As a daughter of a common soldier who spent 10 years of his life in a Siberian PoW camp after being captured at Stalingrad, I can tell you, it was no picknick. My Dad was a tough nut, but he could only rarely speak of it and if he did he had tears in his eyes until he died aged 73 in 1988. Not many of the men he knew came back and those who died suffered a lot before. Dad only survived because he had learned a bit Russian. He often said these few words had saved his life because he could beg to be spared from being executed or simply shot in their own language.

Sorry @War Horse for the deviation and abuse of your thread, but I had to say that. As a son of a veteran of three wars I hope you do understand.
I most certainly do.
 

sflickinger

Corporal
Joined
Apr 25, 2015
Location
Miamisburg, Ohio
As a daughter of a common soldier who spent 10 years of his life in a Siberian PoW camp after being captured at Stalingrad, I can tell you, it was no picknick. My Dad was a tough nut, but he could only rarely speak of it and if he did he had tears in his eyes until he died aged 73 in 1988. Not many of the men he knew came back and those who died suffered a lot before. Dad only survived because he had learned a bit Russian.
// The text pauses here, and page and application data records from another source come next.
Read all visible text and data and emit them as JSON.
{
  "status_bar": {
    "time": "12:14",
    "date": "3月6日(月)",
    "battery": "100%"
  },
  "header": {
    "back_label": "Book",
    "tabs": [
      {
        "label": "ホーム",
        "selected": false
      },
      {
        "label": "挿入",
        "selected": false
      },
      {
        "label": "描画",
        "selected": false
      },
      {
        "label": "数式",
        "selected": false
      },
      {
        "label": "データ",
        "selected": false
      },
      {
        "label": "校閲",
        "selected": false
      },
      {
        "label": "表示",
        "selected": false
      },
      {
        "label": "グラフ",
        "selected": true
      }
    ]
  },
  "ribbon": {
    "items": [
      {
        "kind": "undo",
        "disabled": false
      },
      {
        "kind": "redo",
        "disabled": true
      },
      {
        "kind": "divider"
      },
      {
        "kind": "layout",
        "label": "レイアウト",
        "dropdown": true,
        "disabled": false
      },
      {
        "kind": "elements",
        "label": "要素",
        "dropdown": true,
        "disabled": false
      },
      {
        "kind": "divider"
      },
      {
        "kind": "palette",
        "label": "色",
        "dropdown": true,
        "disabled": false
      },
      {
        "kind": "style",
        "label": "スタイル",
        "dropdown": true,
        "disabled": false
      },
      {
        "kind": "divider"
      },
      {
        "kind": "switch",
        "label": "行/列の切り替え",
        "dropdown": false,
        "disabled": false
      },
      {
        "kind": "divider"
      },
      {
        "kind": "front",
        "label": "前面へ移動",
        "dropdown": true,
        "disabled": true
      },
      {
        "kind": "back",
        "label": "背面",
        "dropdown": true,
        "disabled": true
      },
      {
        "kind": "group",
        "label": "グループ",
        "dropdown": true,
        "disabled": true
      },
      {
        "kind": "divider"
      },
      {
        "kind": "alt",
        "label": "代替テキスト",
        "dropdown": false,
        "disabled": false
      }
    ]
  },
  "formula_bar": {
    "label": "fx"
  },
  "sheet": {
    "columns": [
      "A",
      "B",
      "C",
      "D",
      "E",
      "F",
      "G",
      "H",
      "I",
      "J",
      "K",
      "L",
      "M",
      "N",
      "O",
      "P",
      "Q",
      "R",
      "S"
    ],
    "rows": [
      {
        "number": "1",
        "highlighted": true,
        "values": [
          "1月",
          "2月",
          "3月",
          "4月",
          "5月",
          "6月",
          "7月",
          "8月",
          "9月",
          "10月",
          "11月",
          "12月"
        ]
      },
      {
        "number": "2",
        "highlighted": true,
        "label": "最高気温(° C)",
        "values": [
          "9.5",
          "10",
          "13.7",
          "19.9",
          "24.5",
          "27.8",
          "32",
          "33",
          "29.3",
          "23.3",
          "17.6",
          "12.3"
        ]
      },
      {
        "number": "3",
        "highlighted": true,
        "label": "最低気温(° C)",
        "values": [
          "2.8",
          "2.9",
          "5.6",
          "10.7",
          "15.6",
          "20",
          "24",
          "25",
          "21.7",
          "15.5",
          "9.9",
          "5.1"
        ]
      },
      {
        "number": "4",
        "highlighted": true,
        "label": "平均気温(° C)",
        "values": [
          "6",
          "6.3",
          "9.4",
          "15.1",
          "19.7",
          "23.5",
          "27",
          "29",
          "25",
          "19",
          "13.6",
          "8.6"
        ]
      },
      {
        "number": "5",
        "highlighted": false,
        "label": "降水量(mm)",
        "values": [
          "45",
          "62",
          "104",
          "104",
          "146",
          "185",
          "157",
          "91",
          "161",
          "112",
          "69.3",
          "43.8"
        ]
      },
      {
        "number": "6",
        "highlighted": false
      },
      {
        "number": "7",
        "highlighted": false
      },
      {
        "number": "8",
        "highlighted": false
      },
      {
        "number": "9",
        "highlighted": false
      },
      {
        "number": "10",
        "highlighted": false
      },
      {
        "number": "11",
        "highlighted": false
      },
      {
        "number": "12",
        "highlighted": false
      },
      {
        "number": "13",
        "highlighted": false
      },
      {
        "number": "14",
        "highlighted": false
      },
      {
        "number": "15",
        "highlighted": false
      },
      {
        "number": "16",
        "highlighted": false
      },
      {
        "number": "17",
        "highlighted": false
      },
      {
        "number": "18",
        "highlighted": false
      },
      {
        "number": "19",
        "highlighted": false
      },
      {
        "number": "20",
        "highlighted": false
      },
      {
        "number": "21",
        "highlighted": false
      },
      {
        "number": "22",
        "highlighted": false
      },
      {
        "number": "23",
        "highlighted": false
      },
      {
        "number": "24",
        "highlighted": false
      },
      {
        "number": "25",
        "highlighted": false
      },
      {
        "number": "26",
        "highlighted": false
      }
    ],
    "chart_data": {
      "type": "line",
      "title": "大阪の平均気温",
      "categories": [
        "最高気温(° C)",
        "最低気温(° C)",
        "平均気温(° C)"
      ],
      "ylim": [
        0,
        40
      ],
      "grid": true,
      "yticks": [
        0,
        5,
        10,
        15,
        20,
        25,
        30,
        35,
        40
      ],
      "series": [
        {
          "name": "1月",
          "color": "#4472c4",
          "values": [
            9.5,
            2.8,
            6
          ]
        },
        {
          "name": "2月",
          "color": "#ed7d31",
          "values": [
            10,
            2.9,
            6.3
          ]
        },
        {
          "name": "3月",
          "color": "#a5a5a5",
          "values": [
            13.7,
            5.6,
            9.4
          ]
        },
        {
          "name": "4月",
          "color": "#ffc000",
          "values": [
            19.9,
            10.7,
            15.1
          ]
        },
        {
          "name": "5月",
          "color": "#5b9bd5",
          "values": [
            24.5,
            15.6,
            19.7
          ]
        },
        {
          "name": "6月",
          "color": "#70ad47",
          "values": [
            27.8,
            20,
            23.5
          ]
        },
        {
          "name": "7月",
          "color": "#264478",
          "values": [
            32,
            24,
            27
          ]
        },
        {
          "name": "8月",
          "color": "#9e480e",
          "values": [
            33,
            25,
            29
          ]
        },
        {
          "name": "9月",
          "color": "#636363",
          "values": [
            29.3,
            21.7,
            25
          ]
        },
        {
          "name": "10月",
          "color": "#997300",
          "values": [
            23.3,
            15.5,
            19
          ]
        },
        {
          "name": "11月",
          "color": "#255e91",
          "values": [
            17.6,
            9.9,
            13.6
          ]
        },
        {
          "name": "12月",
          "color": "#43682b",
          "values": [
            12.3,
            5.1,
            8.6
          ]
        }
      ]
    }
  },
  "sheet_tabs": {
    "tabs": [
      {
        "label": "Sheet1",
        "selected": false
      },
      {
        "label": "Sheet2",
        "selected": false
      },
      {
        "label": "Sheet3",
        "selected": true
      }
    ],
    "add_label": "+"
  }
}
He often said these few words had saved his life because he could beg to be spared from being executed or simply shot in their own language.

Sorry @War Horse for the deviation and abuse of your thread, but I had to say that. As a son of a veteran of three wars I hope you do understand.
What an honorable life! Too bad he died so young. You are rightfully proud of your dad. It would be an abuse of a thread if we hadn't heard the story of your father, a real hero. Thanks for your perspective.
 
Fewer ads. Lots of American Civil War content!
JOIN NOW: REGISTER HERE!

E_just_E

Captain
Forum Host
Retired Moderator
Joined
Sep 3, 2014
Location
Center Valley, PA
What an honorable life! Too bad he died so young. You are rightfully proud of your dad. It would be an abuse of a thread if we hadn't heard the story of your father, a real hero. Thanks for your perspective.
Hate to get into this discussion, and, yes we are talking about a member's father, but saying that is "honorable" or "heroic" to be fighting for the Nazis in WWII (and I know he had no choice) is really rubbing some of us who had relatives (some of whom who made it and we knew, some whom who never made it) in German concentration camps, in a very wrong way.

(and I am going to shut up on the subject after this.)
 
Last edited:

Delhi Rangers

First Sergeant
Joined
Nov 1, 2011
Location
Alabama
I believe that they continued the struggle and fought for each other. For their fellow soldier and leaders such as General Lee. Many soldiers in many wars continue the struggle for their comrades in arms. I believe that is what sustained them. God Bless them for it. For their loyalty to each other, courage and service.
I suggest you read "Lee's Miserables Life in the Army of Northern Virginia from the Wilderness to Appomattox" by J. Tracy Power. You will read their words from the actual soldiers regarding why they fought and continued to fight.
 
Last edited:
Fewer ads. Lots of American Civil War content!
JOIN NOW: REGISTER HERE!
Top